■ DATA TO USE
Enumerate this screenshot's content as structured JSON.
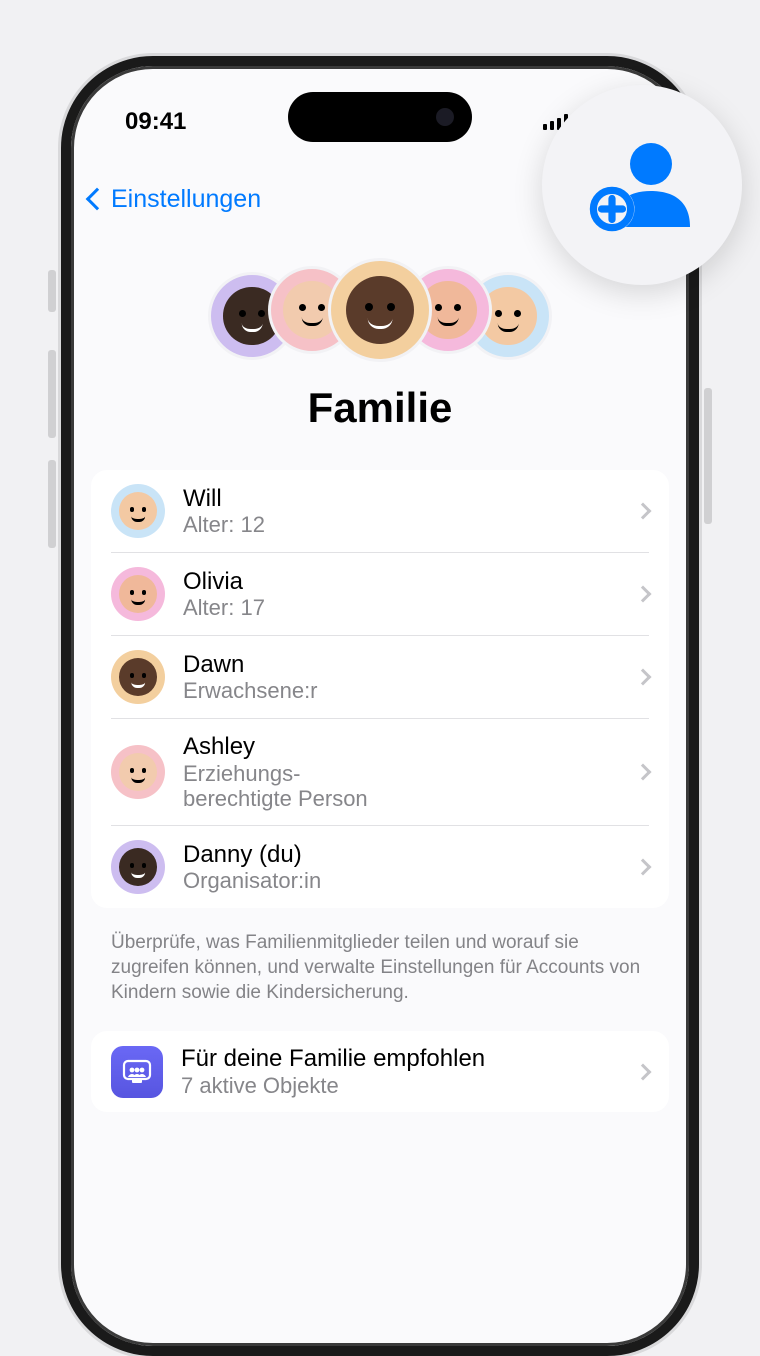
{
  "status": {
    "time": "09:41"
  },
  "nav": {
    "back_label": "Einstellungen"
  },
  "header": {
    "title": "Familie"
  },
  "cluster_colors": [
    "#cdbdf0",
    "#f6c1c7",
    "#f3cf9e",
    "#f5b9dc",
    "#c9e4f7"
  ],
  "members": [
    {
      "name": "Will",
      "sub": "Alter: 12",
      "bg": "#c9e4f7",
      "skin": "#f3c9a3"
    },
    {
      "name": "Olivia",
      "sub": "Alter: 17",
      "bg": "#f5b9dc",
      "skin": "#f0b89a"
    },
    {
      "name": "Dawn",
      "sub": "Erwachsene:r",
      "bg": "#f3cf9e",
      "skin": "#5a3b2a"
    },
    {
      "name": "Ashley",
      "sub": "Erziehungs-\nberechtigte Person",
      "bg": "#f6c1c7",
      "skin": "#f2cbae"
    },
    {
      "name": "Danny (du)",
      "sub": "Organisator:in",
      "bg": "#cdbdf0",
      "skin": "#3a2a22"
    }
  ],
  "members_footer": "Überprüfe, was Familienmitglieder teilen und worauf sie zugreifen können, und verwalte Einstellungen für Accounts von Kindern sowie die Kindersicherung.",
  "recommended": {
    "title": "Für deine Familie empfohlen",
    "sub": "7 aktive Objekte"
  }
}
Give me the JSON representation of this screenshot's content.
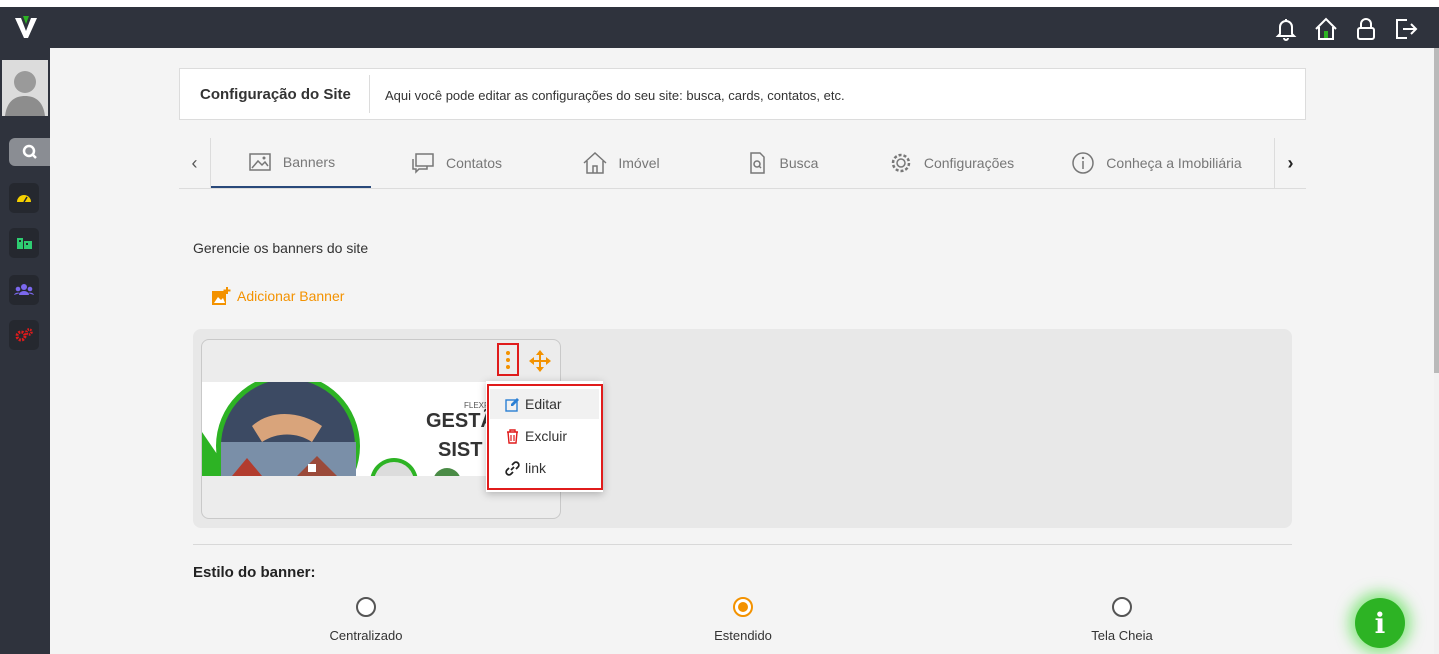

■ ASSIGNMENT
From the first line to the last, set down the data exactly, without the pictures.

■ RESPONSE TO THE EXERCISE
Enumerate this screenshot's content as structured JSON.
{
  "status": {
    "time": "09:41"
  },
  "nav": {
    "back_label": "Einstellungen"
  },
  "header": {
    "title": "Familie"
  },
  "cluster_colors": [
    "#cdbdf0",
    "#f6c1c7",
    "#f3cf9e",
    "#f5b9dc",
    "#c9e4f7"
  ],
  "members": [
    {
      "name": "Will",
      "sub": "Alter: 12",
      "bg": "#c9e4f7",
      "skin": "#f3c9a3"
    },
    {
      "name": "Olivia",
      "sub": "Alter: 17",
      "bg": "#f5b9dc",
      "skin": "#f0b89a"
    },
    {
      "name": "Dawn",
      "sub": "Erwachsene:r",
      "bg": "#f3cf9e",
      "skin": "#5a3b2a"
    },
    {
      "name": "Ashley",
      "sub": "Erziehungs-\nberechtigte Person",
      "bg": "#f6c1c7",
      "skin": "#f2cbae"
    },
    {
      "name": "Danny (du)",
      "sub": "Organisator:in",
      "bg": "#cdbdf0",
      "skin": "#3a2a22"
    }
  ],
  "members_footer": "Überprüfe, was Familienmitglieder teilen und worauf sie zugreifen können, und verwalte Einstellungen für Accounts von Kindern sowie die Kindersicherung.",
  "recommended": {
    "title": "Für deine Familie empfohlen",
    "sub": "7 aktive Objekte"
  }
}
Give me the JSON representation of this screenshot's content.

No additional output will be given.